(DATA EXTRACTS begins)

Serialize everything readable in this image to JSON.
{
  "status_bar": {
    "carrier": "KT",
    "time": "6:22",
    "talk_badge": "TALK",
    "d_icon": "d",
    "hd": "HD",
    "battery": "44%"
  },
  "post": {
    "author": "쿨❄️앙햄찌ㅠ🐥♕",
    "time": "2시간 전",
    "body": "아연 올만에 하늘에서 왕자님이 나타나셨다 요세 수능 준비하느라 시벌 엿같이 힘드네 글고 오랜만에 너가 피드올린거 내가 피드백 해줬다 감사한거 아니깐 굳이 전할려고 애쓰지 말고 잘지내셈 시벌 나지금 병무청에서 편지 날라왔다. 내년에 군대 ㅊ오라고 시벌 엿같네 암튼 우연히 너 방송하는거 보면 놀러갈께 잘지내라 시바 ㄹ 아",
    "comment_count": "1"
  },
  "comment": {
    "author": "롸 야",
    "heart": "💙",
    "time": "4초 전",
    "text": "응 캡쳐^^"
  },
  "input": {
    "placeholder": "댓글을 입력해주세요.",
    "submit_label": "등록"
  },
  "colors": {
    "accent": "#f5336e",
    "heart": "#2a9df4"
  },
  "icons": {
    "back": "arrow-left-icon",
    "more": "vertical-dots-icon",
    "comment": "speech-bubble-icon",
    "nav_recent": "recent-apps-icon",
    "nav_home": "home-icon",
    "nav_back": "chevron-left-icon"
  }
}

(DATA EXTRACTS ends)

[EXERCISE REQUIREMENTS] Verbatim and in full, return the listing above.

[YOUR RESPONSE]
Serialize everything readable in this image to JSON.
{
  "status_bar": {
    "carrier": "KT",
    "time": "6:22",
    "talk_badge": "TALK",
    "d_icon": "d",
    "hd": "HD",
    "battery": "44%"
  },
  "post": {
    "author": "쿨❄️앙햄찌ㅠ🐥♕",
    "time": "2시간 전",
    "body": "아연 올만에 하늘에서 왕자님이 나타나셨다 요세 수능 준비하느라 시벌 엿같이 힘드네 글고 오랜만에 너가 피드올린거 내가 피드백 해줬다 감사한거 아니깐 굳이 전할려고 애쓰지 말고 잘지내셈 시벌 나지금 병무청에서 편지 날라왔다. 내년에 군대 ㅊ오라고 시벌 엿같네 암튼 우연히 너 방송하는거 보면 놀러갈께 잘지내라 시바 ㄹ 아",
    "comment_count": "1"
  },
  "comment": {
    "author": "롸 야",
    "heart": "💙",
    "time": "4초 전",
    "text": "응 캡쳐^^"
  },
  "input": {
    "placeholder": "댓글을 입력해주세요.",
    "submit_label": "등록"
  },
  "colors": {
    "accent": "#f5336e",
    "heart": "#2a9df4"
  },
  "icons": {
    "back": "arrow-left-icon",
    "more": "vertical-dots-icon",
    "comment": "speech-bubble-icon",
    "nav_recent": "recent-apps-icon",
    "nav_home": "home-icon",
    "nav_back": "chevron-left-icon"
  }
}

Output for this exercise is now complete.